Nic writes to ask if we need to establish a separation of church and state in Iraq as part of our long-term strategy in the region.
A robust church-state separation, such as we have in the United States, is probably not practical in Iraq. In a democracy such as we intend to create, if the people oppose such a strong church-state separation they would (at best) change their constitution or (at worst) ignore their constitution. In either case, what emerges could be very bad.
Given our basic intent of creating a stable democracy in Iraq, we only need to establish enough church-state separation to prevent either the Shia or Sunni from imposing their respective variants of Islam upon the other. The government should also guarantee freedom of religious choice and should have no religious test for office.
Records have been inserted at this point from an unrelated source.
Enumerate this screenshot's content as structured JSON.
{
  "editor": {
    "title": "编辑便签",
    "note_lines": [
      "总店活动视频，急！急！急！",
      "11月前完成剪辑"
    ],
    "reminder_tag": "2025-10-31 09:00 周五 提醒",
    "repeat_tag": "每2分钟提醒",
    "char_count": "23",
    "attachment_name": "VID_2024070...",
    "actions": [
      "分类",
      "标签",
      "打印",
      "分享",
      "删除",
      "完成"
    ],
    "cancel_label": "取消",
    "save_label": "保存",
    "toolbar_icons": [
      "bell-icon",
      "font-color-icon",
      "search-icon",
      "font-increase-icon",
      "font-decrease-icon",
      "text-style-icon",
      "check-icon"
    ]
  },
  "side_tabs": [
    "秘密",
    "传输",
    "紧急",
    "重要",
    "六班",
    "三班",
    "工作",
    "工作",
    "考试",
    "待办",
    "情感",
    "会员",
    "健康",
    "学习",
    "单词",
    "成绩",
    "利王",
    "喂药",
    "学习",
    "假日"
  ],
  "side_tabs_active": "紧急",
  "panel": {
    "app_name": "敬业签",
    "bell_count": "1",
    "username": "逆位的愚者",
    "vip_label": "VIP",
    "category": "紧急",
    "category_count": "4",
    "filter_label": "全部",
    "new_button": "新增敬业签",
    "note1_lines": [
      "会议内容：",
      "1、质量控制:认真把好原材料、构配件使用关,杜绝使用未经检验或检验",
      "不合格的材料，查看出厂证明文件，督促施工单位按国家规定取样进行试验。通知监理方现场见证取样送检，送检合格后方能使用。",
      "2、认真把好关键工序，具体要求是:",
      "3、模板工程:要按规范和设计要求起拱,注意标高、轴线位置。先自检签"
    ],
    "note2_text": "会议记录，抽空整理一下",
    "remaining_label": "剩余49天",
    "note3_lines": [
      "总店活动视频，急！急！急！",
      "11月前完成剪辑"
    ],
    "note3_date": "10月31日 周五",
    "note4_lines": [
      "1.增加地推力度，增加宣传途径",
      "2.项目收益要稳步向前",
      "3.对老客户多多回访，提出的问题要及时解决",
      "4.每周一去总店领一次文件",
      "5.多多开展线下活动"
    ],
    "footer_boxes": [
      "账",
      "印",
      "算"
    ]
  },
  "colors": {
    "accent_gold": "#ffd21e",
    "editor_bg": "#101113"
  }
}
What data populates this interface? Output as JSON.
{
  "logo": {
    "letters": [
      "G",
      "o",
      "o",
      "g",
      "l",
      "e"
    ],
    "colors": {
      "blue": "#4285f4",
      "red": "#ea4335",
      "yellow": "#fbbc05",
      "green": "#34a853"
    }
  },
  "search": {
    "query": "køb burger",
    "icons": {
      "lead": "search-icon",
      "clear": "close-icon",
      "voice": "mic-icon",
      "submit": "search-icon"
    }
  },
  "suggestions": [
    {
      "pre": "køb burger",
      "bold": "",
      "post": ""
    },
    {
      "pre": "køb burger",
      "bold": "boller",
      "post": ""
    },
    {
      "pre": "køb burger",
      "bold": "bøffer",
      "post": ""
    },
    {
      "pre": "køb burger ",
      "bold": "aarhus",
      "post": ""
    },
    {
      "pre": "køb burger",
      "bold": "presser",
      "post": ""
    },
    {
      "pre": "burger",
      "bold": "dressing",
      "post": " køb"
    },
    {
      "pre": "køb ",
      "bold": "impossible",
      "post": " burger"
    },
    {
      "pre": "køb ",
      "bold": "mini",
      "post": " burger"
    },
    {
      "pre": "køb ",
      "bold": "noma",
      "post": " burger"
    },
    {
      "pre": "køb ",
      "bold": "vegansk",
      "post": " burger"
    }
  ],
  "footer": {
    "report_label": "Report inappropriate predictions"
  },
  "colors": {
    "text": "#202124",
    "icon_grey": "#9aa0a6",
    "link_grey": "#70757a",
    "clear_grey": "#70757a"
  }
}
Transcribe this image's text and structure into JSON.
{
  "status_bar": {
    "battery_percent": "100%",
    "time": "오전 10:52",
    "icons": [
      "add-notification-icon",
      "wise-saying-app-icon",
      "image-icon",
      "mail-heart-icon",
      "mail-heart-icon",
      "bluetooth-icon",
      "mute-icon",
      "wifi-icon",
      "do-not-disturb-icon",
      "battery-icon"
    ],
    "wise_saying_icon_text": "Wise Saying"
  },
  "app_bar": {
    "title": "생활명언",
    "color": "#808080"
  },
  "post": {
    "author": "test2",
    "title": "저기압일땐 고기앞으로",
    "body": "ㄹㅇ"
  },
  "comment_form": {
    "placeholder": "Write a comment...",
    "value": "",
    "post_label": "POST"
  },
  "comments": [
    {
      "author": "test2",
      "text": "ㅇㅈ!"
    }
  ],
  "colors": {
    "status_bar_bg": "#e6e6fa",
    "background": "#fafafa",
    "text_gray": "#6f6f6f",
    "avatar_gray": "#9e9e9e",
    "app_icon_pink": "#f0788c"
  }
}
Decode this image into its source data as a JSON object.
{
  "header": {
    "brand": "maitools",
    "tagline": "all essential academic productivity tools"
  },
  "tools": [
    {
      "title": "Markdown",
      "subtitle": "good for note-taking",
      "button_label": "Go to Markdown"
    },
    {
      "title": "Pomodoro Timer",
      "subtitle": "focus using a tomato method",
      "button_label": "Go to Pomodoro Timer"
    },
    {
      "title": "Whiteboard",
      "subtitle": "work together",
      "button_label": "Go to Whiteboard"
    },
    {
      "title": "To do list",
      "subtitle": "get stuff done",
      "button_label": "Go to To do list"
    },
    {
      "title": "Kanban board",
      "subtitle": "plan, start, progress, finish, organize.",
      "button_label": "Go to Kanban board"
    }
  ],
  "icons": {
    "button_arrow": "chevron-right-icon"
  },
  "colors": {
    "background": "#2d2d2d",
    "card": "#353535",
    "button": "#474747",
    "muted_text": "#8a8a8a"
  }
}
I don't know what level of church-state separation is appropriate for Iraq. I hope it could be much more than the minimum I just described, but feel fairly confident that a total separation would break down quickly. I hope this decision would be made by the Iraqis themselves as they draft their constitution — they're in the position best able to understand how much church-state separation will be accepted by the people. I also hope that a few decades from now, when things have stabilized and they're ready for it, that they revisit this issue and strengthen the separation.